▶ **Work instructions**: Look through the entries below and report every line that has "sherbet".

▶ **Records for the task**:
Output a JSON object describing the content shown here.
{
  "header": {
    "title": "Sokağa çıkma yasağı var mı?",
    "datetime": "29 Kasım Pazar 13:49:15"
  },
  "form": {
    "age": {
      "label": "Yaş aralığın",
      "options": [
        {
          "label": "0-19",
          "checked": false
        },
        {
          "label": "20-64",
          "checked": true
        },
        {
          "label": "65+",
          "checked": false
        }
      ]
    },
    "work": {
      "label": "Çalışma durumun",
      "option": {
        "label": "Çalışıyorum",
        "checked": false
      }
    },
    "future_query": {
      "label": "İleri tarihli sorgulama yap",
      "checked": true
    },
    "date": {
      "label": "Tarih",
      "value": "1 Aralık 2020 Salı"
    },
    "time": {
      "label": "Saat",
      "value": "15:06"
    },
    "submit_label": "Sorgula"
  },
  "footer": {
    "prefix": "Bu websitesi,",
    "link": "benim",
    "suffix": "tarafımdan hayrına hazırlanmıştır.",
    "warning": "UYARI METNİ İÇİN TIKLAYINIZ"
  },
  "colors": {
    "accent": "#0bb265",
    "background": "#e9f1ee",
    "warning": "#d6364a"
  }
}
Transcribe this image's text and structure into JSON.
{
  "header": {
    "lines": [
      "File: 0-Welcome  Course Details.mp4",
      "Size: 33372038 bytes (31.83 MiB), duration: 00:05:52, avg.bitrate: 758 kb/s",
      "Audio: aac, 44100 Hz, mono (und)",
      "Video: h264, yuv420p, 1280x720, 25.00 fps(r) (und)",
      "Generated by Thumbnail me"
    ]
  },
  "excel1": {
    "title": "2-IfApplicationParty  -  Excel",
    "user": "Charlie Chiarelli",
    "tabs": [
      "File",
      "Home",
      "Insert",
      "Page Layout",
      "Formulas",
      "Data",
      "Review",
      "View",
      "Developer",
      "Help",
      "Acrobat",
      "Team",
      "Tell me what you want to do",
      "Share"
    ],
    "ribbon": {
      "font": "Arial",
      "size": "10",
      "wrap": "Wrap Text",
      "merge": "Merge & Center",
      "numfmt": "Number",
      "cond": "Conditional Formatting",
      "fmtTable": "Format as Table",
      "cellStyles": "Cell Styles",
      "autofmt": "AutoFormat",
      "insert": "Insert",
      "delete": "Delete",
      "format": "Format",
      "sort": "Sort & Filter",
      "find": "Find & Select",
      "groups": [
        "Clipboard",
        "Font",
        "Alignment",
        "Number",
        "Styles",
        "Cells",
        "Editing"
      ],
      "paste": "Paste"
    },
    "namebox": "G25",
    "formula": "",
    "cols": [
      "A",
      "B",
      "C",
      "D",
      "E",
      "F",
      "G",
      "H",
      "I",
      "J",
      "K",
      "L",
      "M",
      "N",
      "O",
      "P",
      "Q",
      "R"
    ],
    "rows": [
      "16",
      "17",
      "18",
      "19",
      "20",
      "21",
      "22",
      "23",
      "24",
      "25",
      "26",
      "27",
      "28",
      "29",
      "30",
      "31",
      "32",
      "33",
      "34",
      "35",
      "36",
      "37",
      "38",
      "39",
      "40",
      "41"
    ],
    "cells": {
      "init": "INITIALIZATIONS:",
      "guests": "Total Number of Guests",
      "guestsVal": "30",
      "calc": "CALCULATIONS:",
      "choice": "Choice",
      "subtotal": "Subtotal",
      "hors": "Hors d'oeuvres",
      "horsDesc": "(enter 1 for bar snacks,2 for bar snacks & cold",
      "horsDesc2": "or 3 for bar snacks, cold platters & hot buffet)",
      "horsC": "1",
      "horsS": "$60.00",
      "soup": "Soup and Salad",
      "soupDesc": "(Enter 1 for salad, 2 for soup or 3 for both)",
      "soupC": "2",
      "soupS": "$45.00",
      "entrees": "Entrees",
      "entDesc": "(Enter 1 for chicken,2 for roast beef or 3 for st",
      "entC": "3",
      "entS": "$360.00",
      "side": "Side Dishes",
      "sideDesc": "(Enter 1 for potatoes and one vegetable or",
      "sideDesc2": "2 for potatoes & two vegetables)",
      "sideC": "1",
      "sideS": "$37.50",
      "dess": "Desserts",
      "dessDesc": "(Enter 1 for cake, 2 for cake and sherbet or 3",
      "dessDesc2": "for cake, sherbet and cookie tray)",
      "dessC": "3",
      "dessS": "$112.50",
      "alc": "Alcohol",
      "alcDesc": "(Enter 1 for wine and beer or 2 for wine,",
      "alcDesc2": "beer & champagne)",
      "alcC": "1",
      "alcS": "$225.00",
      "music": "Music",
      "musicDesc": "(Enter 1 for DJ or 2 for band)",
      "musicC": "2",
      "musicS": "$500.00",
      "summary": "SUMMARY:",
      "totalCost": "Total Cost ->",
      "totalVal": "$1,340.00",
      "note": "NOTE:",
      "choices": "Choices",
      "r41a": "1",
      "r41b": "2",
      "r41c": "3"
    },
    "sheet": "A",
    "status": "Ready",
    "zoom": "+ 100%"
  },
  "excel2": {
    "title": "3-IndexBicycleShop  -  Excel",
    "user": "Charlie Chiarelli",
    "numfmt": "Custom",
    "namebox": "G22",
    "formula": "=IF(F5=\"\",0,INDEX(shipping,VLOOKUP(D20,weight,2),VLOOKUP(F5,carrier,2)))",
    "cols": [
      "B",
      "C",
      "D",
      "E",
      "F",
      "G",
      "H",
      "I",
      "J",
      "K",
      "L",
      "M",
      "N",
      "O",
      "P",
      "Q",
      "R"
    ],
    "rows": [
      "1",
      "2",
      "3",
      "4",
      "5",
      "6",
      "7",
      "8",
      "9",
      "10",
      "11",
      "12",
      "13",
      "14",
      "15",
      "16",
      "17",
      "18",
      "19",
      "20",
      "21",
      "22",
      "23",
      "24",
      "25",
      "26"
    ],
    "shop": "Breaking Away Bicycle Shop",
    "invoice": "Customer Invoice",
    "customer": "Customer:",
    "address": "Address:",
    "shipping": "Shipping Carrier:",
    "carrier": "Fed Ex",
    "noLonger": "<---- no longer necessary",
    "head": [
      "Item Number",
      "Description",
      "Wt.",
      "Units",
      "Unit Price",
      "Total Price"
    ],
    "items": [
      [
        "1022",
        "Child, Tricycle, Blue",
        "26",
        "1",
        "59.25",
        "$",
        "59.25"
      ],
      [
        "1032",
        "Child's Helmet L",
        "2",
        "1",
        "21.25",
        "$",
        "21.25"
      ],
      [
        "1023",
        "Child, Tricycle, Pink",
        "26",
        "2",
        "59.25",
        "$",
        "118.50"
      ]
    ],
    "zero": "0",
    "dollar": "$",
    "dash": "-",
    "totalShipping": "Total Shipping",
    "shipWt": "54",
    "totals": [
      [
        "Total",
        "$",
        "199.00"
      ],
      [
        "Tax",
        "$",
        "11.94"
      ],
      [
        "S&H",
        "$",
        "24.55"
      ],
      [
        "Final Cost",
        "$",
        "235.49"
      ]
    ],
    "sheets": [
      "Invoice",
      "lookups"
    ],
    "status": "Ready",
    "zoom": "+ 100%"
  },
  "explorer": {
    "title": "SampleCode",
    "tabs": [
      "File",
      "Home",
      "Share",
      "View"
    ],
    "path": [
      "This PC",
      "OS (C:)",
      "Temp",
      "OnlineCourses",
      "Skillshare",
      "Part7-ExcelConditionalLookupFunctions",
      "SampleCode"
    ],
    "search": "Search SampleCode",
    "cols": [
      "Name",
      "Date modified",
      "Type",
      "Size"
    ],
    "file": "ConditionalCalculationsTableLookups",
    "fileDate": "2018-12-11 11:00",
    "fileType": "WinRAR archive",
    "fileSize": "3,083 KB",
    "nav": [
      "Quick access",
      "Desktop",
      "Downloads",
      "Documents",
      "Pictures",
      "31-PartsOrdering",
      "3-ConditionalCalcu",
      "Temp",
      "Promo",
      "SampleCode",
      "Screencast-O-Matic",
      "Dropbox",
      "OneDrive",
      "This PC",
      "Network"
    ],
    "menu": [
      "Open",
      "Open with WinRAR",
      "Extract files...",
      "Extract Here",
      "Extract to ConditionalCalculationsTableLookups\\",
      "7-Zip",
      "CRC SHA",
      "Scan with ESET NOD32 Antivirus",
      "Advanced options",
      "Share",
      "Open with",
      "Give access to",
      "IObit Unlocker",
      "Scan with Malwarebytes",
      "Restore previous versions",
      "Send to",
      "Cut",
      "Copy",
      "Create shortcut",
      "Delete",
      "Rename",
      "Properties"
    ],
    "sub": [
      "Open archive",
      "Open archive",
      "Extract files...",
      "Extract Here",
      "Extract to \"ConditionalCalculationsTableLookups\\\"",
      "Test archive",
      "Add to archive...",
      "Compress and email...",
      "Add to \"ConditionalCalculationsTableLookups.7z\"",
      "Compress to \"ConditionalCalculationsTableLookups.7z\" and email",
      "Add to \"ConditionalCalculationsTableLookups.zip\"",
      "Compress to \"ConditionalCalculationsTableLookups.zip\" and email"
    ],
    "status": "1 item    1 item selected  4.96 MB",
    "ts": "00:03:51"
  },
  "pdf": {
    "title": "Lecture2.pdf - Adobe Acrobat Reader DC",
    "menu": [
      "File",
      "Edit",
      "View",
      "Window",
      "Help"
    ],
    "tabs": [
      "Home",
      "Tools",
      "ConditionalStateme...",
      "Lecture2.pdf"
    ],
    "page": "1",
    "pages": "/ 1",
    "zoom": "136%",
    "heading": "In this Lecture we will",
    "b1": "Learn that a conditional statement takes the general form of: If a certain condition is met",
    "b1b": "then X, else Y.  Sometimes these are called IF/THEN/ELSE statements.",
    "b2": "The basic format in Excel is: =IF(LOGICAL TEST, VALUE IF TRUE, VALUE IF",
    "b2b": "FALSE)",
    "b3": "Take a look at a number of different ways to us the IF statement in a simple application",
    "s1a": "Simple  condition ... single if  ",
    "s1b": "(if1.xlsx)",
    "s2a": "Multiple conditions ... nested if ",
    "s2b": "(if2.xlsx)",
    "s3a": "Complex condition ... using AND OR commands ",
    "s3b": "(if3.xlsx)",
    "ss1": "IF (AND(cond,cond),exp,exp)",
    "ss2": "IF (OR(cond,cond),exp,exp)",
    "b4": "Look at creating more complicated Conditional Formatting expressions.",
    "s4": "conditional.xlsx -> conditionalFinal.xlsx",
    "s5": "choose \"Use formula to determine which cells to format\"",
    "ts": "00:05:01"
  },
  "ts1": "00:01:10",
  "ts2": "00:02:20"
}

▶ **Your solution**:
      "dessDesc": "(Enter 1 for cake, 2 for cake and sherbet or 3",
      "dessDesc2": "for cake, sherbet and cookie tray)",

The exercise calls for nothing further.